The danger of direct presentation is that it tends to forfeit the vividness of drama and the reader’s imaginative participation. Direct, descriptive presentation works best, therefore, with rather flat and typical characters, or as a means to get rapidly over more perfunctory materials.  When direct presentation of character becomes also direct comment on a character, the author may find himself “telling” us what to feel and think rather than “rendering” a scene for our imaginative participation.  In “The Furnished Room,”for example, O. Henry tends to “editorialize” on the hero’s motives and beliefs, and constant plucking at the reader’s sleeve and nudging him to sympathize with the hero’s plight may become so irritating that the whole scene seems falsified.  Yet in D. H. Lawrence’s “Tickets, Please,” we shall see that direct commentary–and even explicit interpretation of the characters’ motives–can on occasion be effectively used by an author.
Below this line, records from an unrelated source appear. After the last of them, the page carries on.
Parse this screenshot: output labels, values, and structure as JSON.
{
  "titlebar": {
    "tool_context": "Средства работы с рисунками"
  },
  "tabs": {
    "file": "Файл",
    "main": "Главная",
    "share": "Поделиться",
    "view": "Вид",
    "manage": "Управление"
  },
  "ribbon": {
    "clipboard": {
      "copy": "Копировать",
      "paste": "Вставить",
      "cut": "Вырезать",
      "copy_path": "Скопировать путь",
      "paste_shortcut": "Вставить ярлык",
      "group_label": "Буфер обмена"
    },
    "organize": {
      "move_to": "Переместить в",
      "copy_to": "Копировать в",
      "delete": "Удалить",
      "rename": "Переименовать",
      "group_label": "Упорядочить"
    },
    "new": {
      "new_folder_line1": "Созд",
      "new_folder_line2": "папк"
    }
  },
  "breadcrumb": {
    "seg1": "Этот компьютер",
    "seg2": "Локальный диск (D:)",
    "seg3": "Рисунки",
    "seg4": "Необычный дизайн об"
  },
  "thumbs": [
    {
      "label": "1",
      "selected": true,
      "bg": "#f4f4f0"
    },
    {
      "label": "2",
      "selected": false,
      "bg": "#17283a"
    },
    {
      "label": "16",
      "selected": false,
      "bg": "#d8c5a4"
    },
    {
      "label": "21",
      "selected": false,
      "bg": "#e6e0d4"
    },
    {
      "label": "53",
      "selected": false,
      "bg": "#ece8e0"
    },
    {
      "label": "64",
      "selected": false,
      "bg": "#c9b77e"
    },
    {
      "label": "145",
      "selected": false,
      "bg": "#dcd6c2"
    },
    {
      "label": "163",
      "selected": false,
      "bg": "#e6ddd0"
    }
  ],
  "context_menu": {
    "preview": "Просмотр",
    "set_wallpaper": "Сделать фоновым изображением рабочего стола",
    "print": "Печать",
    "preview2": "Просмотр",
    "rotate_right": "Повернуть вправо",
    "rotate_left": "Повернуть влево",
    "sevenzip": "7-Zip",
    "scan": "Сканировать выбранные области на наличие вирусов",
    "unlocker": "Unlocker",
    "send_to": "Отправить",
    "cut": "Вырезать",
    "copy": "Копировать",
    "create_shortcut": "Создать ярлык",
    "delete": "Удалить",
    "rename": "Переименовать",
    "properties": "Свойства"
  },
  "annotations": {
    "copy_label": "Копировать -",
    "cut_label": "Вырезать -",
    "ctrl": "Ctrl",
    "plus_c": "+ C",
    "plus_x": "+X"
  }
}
An author’s selection of modes of character presentation will depend upon a number of things. His decision on when to summarize traits or events, on when to describe directly, and on when to allow the character to express his feelings through dialogue and action, will depend upon the general end of the story and upon the way in which the action of the story is to be developed…

Indirect discourse [telling], like [“direct”] character summary and description, is a quicker way of getting over the ground, and in fiction has its very important uses.  Notice, for example, in “War” that the husband’s explanation of why his wife is to be pitied is indirect discourse: “And he felt it his duty to explain… that the poor woman was to be pitied, for the war was taking away her only son.” But the speeches of the old man who argues for the sublimity of sacrificing one’s son for one’s country are given as direct discourse. The importance of the old man’s speeches to the story, the need for dramatic vividness, the very pace of the story–all call for direct discourse.

John Updike’s 6 Rules for Reviewing

Standard

From the introduction to “Picked Up Pieces,” his second collection of assorted prose, and much later blogged on Critical Mass:

1. Try to understand what the author wished to do, and do not blame him for not achieving what he did not attempt.

2. Give him enough direct quotation–at least one extended passage–of the book’s prose so the review’s reader can form his own impression, can get his own taste.

3. Confirm your description of the book with quotation from the book, if only phrase-long, rather than proceeding by fuzzy precis.

4. Go easy on plot summary, and do not give away the ending.

5. If the book is judged deficient, cite a successful example along the same lines, from the author’s ouevre or elsewhere. Try to understand the failure. Sure it’s his and not yours?

To these concrete five might be added a vaguer sixth, having to do with maintaining a chemical purity in the reaction between product and appraiser. Do not accept for review a book you are predisposed to dislike, or committed by friendship to like. Do not imagine yourself a caretaker of any tradition, an enforcer of any party standards, a warrior in an idealogical battle, a corrections officer of any kind. Never, never (John Aldridge, Norman Podhoretz) try to put the author “in his place,” making him a pawn in a contest with other reviewers. Review the book, not the reputation. Submit to whatever spell, weak or strong, is being cast. Better to praise and share than blame and ban. The communion between reviewer and his public is based upon the presumption of certain possible joys in reading, and all our discriminations should curve toward that end.